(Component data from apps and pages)
===============
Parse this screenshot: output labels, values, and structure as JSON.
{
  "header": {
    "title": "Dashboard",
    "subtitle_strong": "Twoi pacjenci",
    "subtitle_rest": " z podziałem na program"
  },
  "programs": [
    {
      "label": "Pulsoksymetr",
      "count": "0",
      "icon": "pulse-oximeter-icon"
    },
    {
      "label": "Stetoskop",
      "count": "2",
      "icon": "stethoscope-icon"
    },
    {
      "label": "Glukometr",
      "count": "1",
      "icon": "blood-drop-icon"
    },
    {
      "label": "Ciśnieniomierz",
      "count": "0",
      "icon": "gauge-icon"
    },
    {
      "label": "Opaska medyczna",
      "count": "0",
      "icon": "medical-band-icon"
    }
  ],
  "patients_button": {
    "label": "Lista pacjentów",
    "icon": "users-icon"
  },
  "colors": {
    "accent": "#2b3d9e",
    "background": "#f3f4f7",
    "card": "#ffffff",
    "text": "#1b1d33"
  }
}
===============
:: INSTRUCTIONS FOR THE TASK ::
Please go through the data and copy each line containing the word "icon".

:: EXERCISE RESPONSE ::
      "icon": "pulse-oximeter-icon"
      "icon": "stethoscope-icon"
      "icon": "blood-drop-icon"
      "icon": "gauge-icon"
      "icon": "medical-band-icon"
    "icon": "users-icon"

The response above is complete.